In calling and participating so humbly in the Synod of the Amazon, Francis is showing how each of local Churches, in union with the Universal Church, can continue to implement Vatican II and to preach the Good News of Jesus to all around them.
And so, Francis urges us to do this by walking and together as a Church in what he calls the ‘synodal’ path. Just a few days ago he outlined what that practically means.
Pope Francis insisted that the Church must be “on the move, always broadening her space.”
He reminded us “that the ecclesial method for resolving conflicts is based on dialogue made up of attentive and patient listening and with discernment carried out with the light of the Spirit.”
Synodality, the pope said, is “the presence of the Holy Spirit, otherwise it is not synodality, it is a parlour, a parliament, something else.”
For “the Church is not a fortress, but a tent capable of expanding and offering access to everyone,” he said.
After three weeks of listening to some 200 four-minute interventions from cardinals, bishops, priests, and women and men religious, as well as women and men representing the Indigenous peoples of the Pan-Amazonian region and digesting 800 pages of report from the small discussing groups, the final document was released Saturday night October 26.
And what a beautiful and prophetic document it is!
The final document is in Spanish and whilst I have a draft English translation only, the final English version will appear this week probably at www.vaticannews.va/en.html.
All the paragraphs in the final synod document were passed with the two-thirds majority of the Synodal delegates
that upset your plans,
shatter your dreams
and give a completely different turning to your day.
And who knows…
to your life!
It is not chance.
Leave the father free himself
To weave the pattern of your days.
– Dom Helder Camara
Letters from the Synod: Follow the pain-lines! The Amazonian Synod listens and learns
Thanks for these fine letters. There seems to be a delay in the Vatican sending out an official English translation of the final Synod document. So, in case any of you would like to read an unofficial translation of the final document, the following reference gives it. However, it came in the form of a scanned document rather than as an ordinary written document and the tops of the pages are slightly twisted, but it is still quite readable. It seems to me to be a very inspiring document.
Those letters were so refreshing. The rich Church of the Amazon was sharing with the poor Church of the West. Our poverty is shown in our weariness; in our negativity; in our cynicism; in our cowering away from the media; in our sadness in faith. The dance of Liturgy is absent. The music in our religious language is dreary. Dying ministers minister in a dying church. The Amazon Church spoke differently.
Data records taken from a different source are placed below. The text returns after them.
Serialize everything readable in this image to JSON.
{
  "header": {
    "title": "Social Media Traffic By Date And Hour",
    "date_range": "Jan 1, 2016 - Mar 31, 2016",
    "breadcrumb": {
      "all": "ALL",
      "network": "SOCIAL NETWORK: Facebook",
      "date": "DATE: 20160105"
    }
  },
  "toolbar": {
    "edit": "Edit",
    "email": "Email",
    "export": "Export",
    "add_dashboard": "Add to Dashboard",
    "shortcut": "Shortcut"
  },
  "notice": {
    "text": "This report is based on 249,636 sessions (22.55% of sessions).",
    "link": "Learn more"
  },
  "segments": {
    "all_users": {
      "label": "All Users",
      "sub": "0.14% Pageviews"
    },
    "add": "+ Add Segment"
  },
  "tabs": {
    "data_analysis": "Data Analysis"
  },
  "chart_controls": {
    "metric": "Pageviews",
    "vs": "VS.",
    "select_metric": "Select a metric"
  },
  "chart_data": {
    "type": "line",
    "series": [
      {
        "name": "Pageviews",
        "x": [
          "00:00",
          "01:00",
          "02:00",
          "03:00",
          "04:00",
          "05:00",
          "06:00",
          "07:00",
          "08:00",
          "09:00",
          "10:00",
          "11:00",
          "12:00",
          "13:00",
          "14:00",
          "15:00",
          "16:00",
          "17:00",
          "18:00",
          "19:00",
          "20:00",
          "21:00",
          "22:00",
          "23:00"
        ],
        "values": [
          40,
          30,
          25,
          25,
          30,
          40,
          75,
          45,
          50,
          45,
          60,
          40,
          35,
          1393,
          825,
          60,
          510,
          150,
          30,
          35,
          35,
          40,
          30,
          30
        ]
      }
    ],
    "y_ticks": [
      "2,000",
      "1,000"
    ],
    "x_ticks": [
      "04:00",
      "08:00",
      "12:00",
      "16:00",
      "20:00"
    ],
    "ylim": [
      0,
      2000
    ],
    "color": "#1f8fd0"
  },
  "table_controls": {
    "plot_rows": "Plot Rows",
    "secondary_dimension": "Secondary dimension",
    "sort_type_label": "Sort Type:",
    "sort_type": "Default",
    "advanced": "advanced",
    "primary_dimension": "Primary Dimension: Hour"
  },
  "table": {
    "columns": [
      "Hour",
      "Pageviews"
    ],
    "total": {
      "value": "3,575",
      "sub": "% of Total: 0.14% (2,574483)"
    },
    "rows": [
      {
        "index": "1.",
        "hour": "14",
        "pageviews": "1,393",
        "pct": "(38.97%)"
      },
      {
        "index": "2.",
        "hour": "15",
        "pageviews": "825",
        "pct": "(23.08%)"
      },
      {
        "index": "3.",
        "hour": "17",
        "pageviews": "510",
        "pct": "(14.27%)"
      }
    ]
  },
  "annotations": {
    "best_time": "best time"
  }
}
There was encouragement. There was gratitude. There was heart and warmth. There was enthusiasm.
Siya Kolisi spoke as Captain of the Springboks. His words were an echo of Mandela. Zelda La Grange wrote an open letter to Mandela (her former boss). She spoke of Kolisi and where he came from and who he was. She said “that like you (Mandela), he (Siya) is that person who everyone can identify with, irrespective of class, colour, religion or ideology. We need heroes like that because politicians have disappointed us. He represents what we want to be as a nation – a humble, simple, authentic unifer. He is the ‘home’ boy from Zeide. He has taken the baton from you.“
Let’s search for the Siya Kolisis among us. Let’s learn from the people of the Amazon. Let’s become outrageous and real. Let’s shout and scream of the God who is among us. Let’s lift up our hearts. Now if the people of the Amazon can do it; why can’t we? The baton of faith has been passed to us. Let’s not drop it.
Seamus Ahearne osa